The dismissal of Gary Pulsifer yesterday from the publishing company he founded in 1996 - Arcadia Books - is shocking and presently inexplicable. Poet and novelist Fiona Pitt-Kethley (one of Gary's authors) compares his exit with the recent aggravated departure of Richard Ingrams from The Oldie, the magazine he founded in '92. She adds in a tweet: "The more I think about the sacking of Gary Pulisfer from Arcadia Books the crazier it seems. He has such a network of international contacts." And she asks: "Doesn´t experience and professionalism count for anything in publishing these days?"
"Of course it's difficult to leave the company I founded nearly 20 years ago and the one in which I invested so much in terms of energy and enthusiasm. In the new Arcadia I became increasingly marginalised and in a small company I suppose there is room for only one Big Chief. It has also been a real struggle to exist on the money I received as remuneration on a freelance basis. So it's with both a sense of sadness and relief that I say goodbye to all that. I've really been touched by the goodwill I've encountered since I made my announcement, not least from the stable of writers I built up over time."
Another of his writers, Michael Arditti, has tweeted his sorrow. He writes: "Horrified by this news. A sad day for you and for all your authors who must now reassess our futures." Only recently, Arcadia brought out Bonnie's Greer's memoirs A Parallel Life (reviewed here).
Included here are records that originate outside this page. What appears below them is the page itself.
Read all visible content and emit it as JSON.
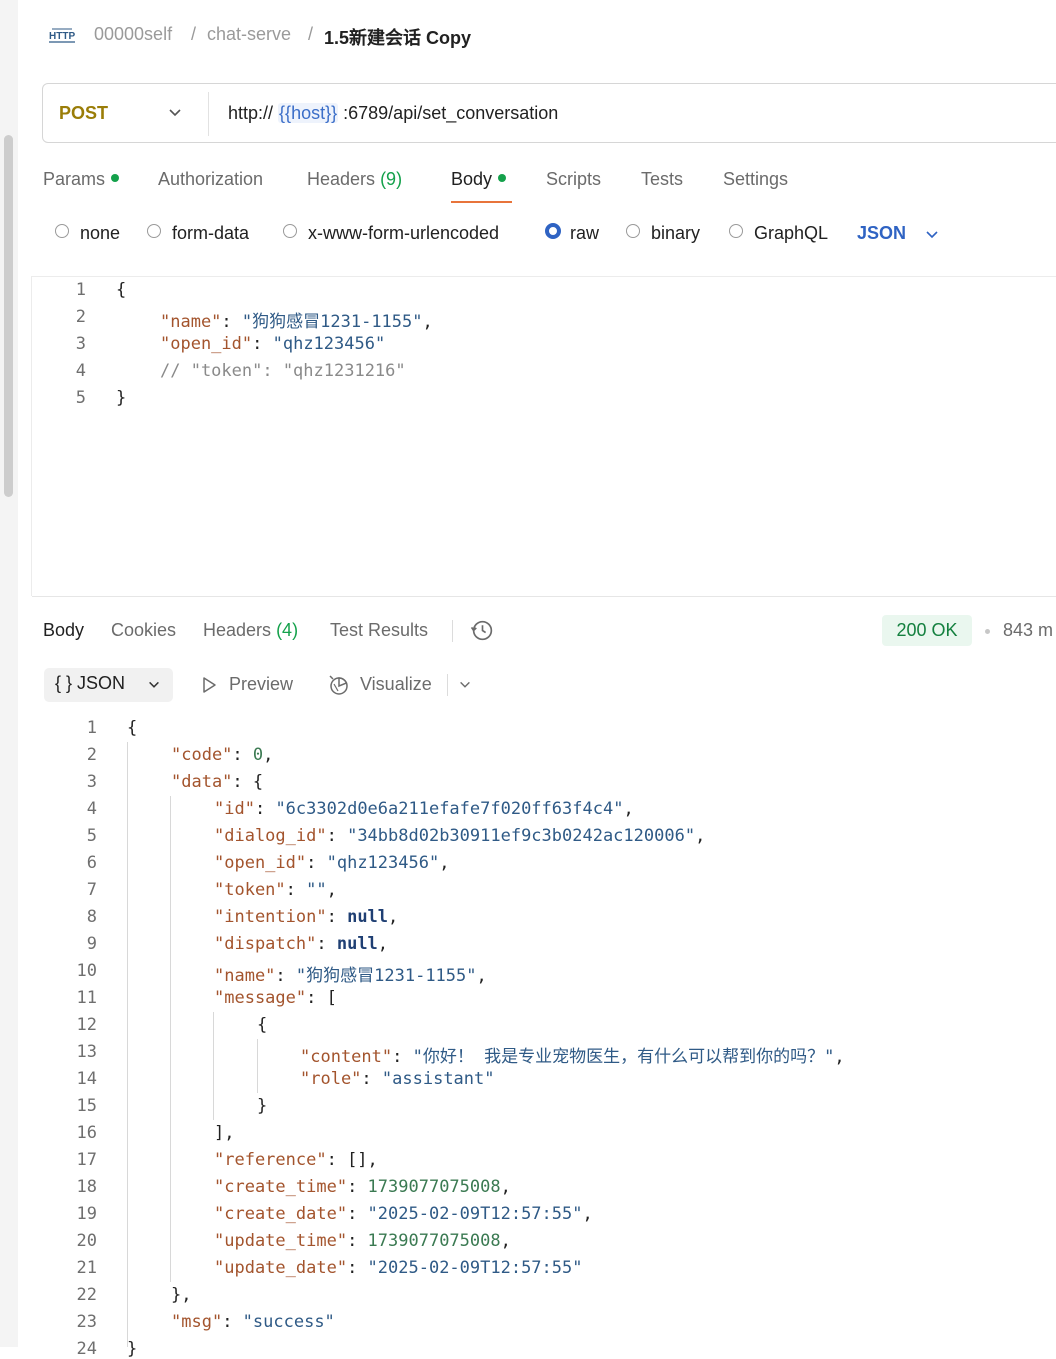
{
  "breadcrumb": {
    "workspace": "00000self",
    "collection": "chat-serve",
    "request": "1.5新建会话 Copy"
  },
  "request": {
    "method": "POST",
    "url_prefix": "http://",
    "url_var": "{{host}}",
    "url_suffix": ":6789/api/set_conversation"
  },
  "tabs": {
    "params": "Params",
    "authorization": "Authorization",
    "headers": "Headers",
    "headers_count": "(9)",
    "body": "Body",
    "scripts": "Scripts",
    "tests": "Tests",
    "settings": "Settings"
  },
  "body_types": {
    "none": "none",
    "form_data": "form-data",
    "urlencoded": "x-www-form-urlencoded",
    "raw": "raw",
    "binary": "binary",
    "graphql": "GraphQL",
    "language": "JSON",
    "selected": "raw"
  },
  "request_body": {
    "line_numbers": [
      "1",
      "2",
      "3",
      "4",
      "5"
    ],
    "name_key": "\"name\"",
    "name_val": "\"狗狗感冒1231-1155\"",
    "open_id_key": "\"open_id\"",
    "open_id_val": "\"qhz123456\"",
    "comment": "// \"token\": \"qhz1231216\""
  },
  "response": {
    "tabs": {
      "body": "Body",
      "cookies": "Cookies",
      "headers": "Headers",
      "headers_count": "(4)",
      "test_results": "Test Results"
    },
    "status": "200 OK",
    "time": "843 m",
    "format": "JSON",
    "preview": "Preview",
    "visualize": "Visualize",
    "line_numbers": [
      "1",
      "2",
      "3",
      "4",
      "5",
      "6",
      "7",
      "8",
      "9",
      "10",
      "11",
      "12",
      "13",
      "14",
      "15",
      "16",
      "17",
      "18",
      "19",
      "20",
      "21",
      "22",
      "23",
      "24"
    ],
    "code_val": "0",
    "id_val": "\"6c3302d0e6a211efafe7f020ff63f4c4\"",
    "dialog_id_val": "\"34bb8d02b30911ef9c3b0242ac120006\"",
    "open_id_val": "\"qhz123456\"",
    "token_val": "\"\"",
    "null_val": "null",
    "name_val": "\"狗狗感冒1231-1155\"",
    "content_val": "\"你好！ 我是专业宠物医生，有什么可以帮到你的吗？\"",
    "role_val": "\"assistant\"",
    "create_time_val": "1739077075008",
    "create_date_val": "\"2025-02-09T12:57:55\"",
    "update_time_val": "1739077075008",
    "update_date_val": "\"2025-02-09T12:57:55\"",
    "msg_val": "\"success\""
  },
  "colors": {
    "method": "#9a7d08",
    "accent_orange": "#e8743b",
    "success_green": "#14a14b",
    "link_blue": "#2f63c3"
  },
  "icons": [
    "http-icon",
    "chevron-down-icon",
    "history-icon",
    "braces-icon",
    "play-icon",
    "visualize-icon"
  ]
}
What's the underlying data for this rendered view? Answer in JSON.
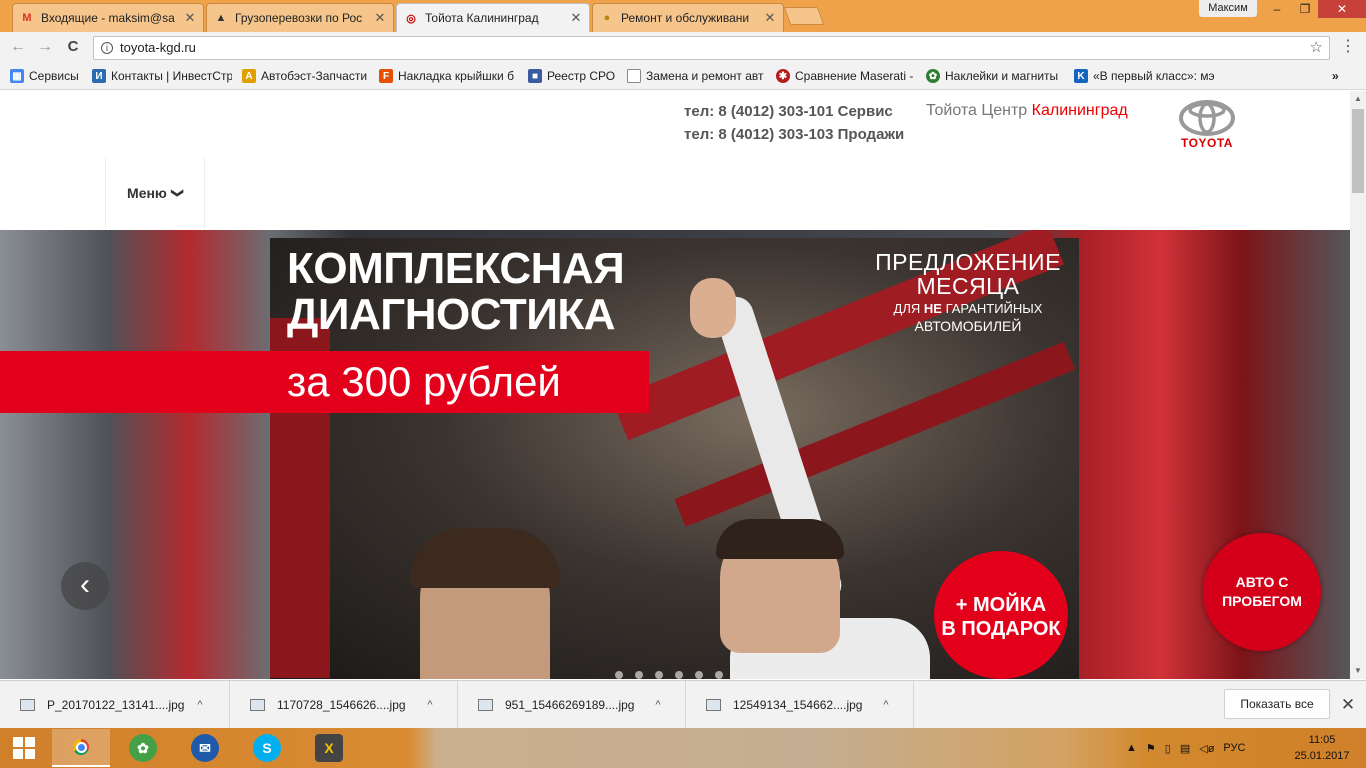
{
  "tabs": [
    {
      "title": "Входящие - maksim@sa",
      "icon": "gmail-icon",
      "active": false
    },
    {
      "title": "Грузоперевозки по Рос",
      "icon": "warning-triangle-icon",
      "active": false
    },
    {
      "title": "Тойота Калининград",
      "icon": "toyota-favicon-icon",
      "active": true
    },
    {
      "title": "Ремонт и обслуживани",
      "icon": "service-favicon-icon",
      "active": false
    }
  ],
  "profile": "Максим",
  "window_controls": {
    "minimize": "–",
    "maximize": "❐",
    "close": "✕"
  },
  "toolbar": {
    "url": "toyota-kgd.ru",
    "back": "←",
    "forward": "→",
    "reload": "C",
    "star": "☆",
    "menu": "⋮"
  },
  "bookmarks": [
    {
      "label": "Сервисы",
      "icon": "apps-grid-icon",
      "color": "#4285f4"
    },
    {
      "label": "Контакты | ИнвестСтр",
      "icon": "invest-icon",
      "color": "#2b6cb0"
    },
    {
      "label": "Автобэст-Запчасти",
      "icon": "autobest-icon",
      "color": "#e0a000"
    },
    {
      "label": "Накладка крыйшки б",
      "icon": "f-letter-icon",
      "color": "#e65100"
    },
    {
      "label": "Реестр СРО",
      "icon": "flag-icon",
      "color": "#3a5ba0"
    },
    {
      "label": "Замена и ремонт авт",
      "icon": "page-icon",
      "color": "#888888"
    },
    {
      "label": "Сравнение Maserati -",
      "icon": "wheel-icon",
      "color": "#b71c1c"
    },
    {
      "label": "Наклейки и магниты",
      "icon": "flower-icon",
      "color": "#2e7d32"
    },
    {
      "label": "«В первый класс»: мэ",
      "icon": "k-letter-icon",
      "color": "#1565c0"
    }
  ],
  "bookmarks_overflow": "»",
  "site": {
    "phone_service": "тел: 8 (4012) 303-101 Сервис",
    "phone_sales": "тел: 8 (4012) 303-103 Продажи",
    "center_label": "Тойота Центр",
    "center_city": "Калининград",
    "logo_text": "TOYOTA",
    "menu_label": "Меню",
    "menu_chevron": "❯"
  },
  "hero": {
    "title_line1": "КОМПЛЕКСНАЯ",
    "title_line2": "ДИАГНОСТИКА",
    "price": "за 300 рублей",
    "offer_line1": "ПРЕДЛОЖЕНИЕ",
    "offer_line2": "МЕСЯЦА",
    "offer_line3_pre": "ДЛЯ",
    "offer_line3_bold": "НЕ",
    "offer_line3_post": "ГАРАНТИЙНЫХ",
    "offer_line4": "АВТОМОБИЛЕЙ",
    "wash_line1": "+ МОЙКА",
    "wash_line2": "В ПОДАРОК",
    "used_line1": "АВТО С",
    "used_line2": "ПРОБЕГОМ",
    "prev_arrow": "‹",
    "slide_count": 6
  },
  "downloads": [
    {
      "name": "P_20170122_13141....jpg"
    },
    {
      "name": "1170728_1546626....jpg"
    },
    {
      "name": "951_15466269189....jpg"
    },
    {
      "name": "12549134_154662....jpg"
    }
  ],
  "downloads_chevron": "^",
  "downloads_show_all": "Показать все",
  "downloads_close": "✕",
  "taskbar": {
    "apps": [
      {
        "name": "chrome",
        "icon": "chrome-icon",
        "color": "#db4437",
        "active": true
      },
      {
        "name": "icq",
        "icon": "icq-flower-icon",
        "color": "#43a047",
        "active": false
      },
      {
        "name": "thunderbird",
        "icon": "thunderbird-icon",
        "color": "#1e5aa8",
        "active": false
      },
      {
        "name": "skype",
        "icon": "skype-icon",
        "color": "#00aff0",
        "active": false
      },
      {
        "name": "xmeeting",
        "icon": "x-app-icon",
        "color": "#444444",
        "active": false
      }
    ],
    "tray_arrow": "▲",
    "language": "РУС",
    "time": "11:05",
    "date": "25.01.2017"
  }
}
I asked Gary for an interview. Instead he sent me this statement:
Of his future he wrote this: "And, who knows, perhaps I'll get Pulsifer Press up and running again."
Arcadia was rescued from administration by an outfit called MediaFund in 2013.